June 24, 2013

Knit On Straight

There is a student in my knitting class that just can't seem to get the hang of using double pointed needles to make socks.  For her, they are awkward, she constantly drops stitches and the instructions for making socks are gibberish to her.

One day I was cruising Amazon and came across a book that was soon to be released called Knit Your Socks on Straight by Alice Curtis.  I pre-ordered the book and a pair of Addi Turbo sock rockets and waited.  Curiously, my sock rockets did not have a blue cord ... I wonder why.

When the book arrived I got started right away with some Plucky Knitter Primo Fingering generously donated to me by Tracey.  I started with what looks like a basic sock.  Here's the thing, I make myself lots of socks and I always use US #1 needles and 64 stitches, gauge be danged.  Somehow that formula works on all the socks I make for myself and they always fit.

The Addi Sock Rockets are amazing!  They have very pointy tips and I was whipping along at lightning speed.  The one sock took me two days to make.  Amazing!

Here's the cuff:

The leg and heel flap:

The turned heel, which was a little tricky with a circular needle:

The foot and start of the star toe:

After the toe, the knitting is done and the only thing left to do is sew up the seam.  Pin it first, lining up the side stitches evenly (very important!):

Then grab the crochet hook and get to "sewing" up the seam.  Easy peasy.  And you get this:

A sock with a seam on one side.  The instructions I followed were for the left foot, so the seam will appear on the left side (or outside) of the leg.  In my experience, socks fit either foot, so you can wear the seam wherever you want it.

Well, the sock does not fit me, it's too small.  I can blame it on the sock rockets, or my failure to check gauge on said sock rockets.  It doesn't matter, I just wanted to make the sock and see how easy (or not) it would be to make socks flat.

I, personally, liked making the socks flat.  The instructions were very easy to follow, I don't mind the seam, and there are other socks patterns in the book which hide the seam if you don't like how it looks.  Overall, I'd recommend this book for anyone who absolutely won't work with DPNs.

As for that student that doesn't like working with DPNs, I think I can convince her to give this pattern a try.  I think, with a lot of support, she will finally get a pair of socks that she'll be able to wear.  I have high hopes for her success.

In the meantime, I'll have to order a second set of sock rockets in a larger size or forever admit that with this book and my US #1s, I have to make my socks in the men's large size.  Yikes!

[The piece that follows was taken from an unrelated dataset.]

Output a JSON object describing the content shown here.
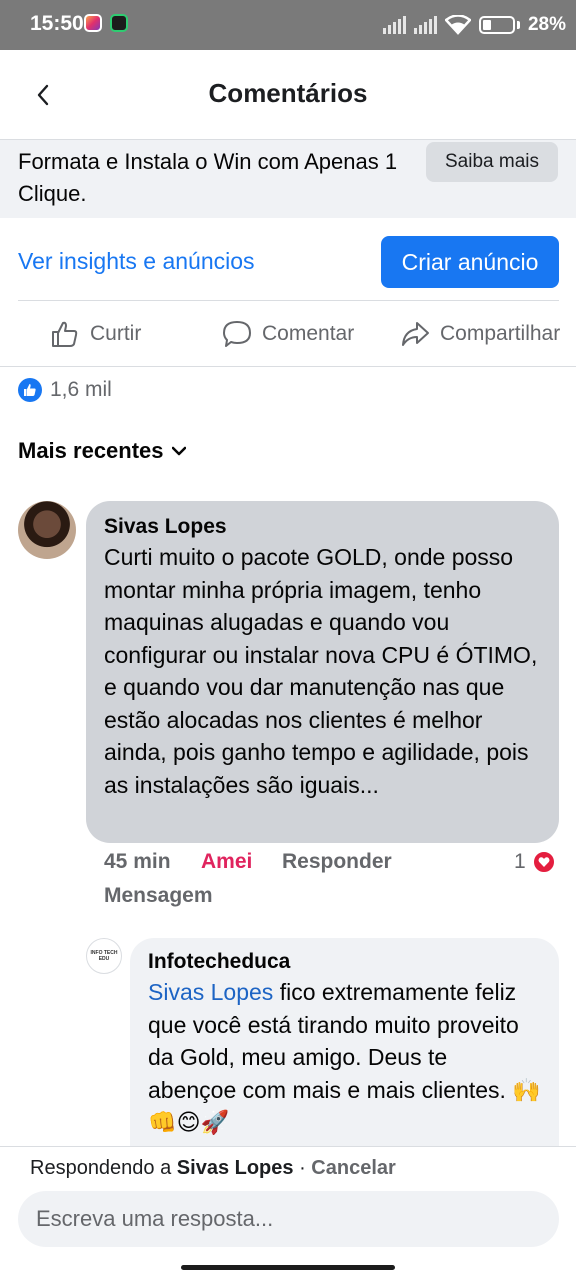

1 comment:

  1. I've got the book too. I was able to test knit a pair before it came out. I followed the instructions, and the socks where too large for me, because I used the larger needles size, instead what I use normally. I've cast on the Green Leaves socks, but haven't gotten very far. I liked knitting the socks on a circular needle, but straight, and will be making more out of this book. I've also just tried knitting socks with two circs for the first time, I really like it. I had to pick up the gusset stitches with DP's, but after that I went back to two circs. Maybe your friend can give this a try too, if she's not comfortable with the straight socks?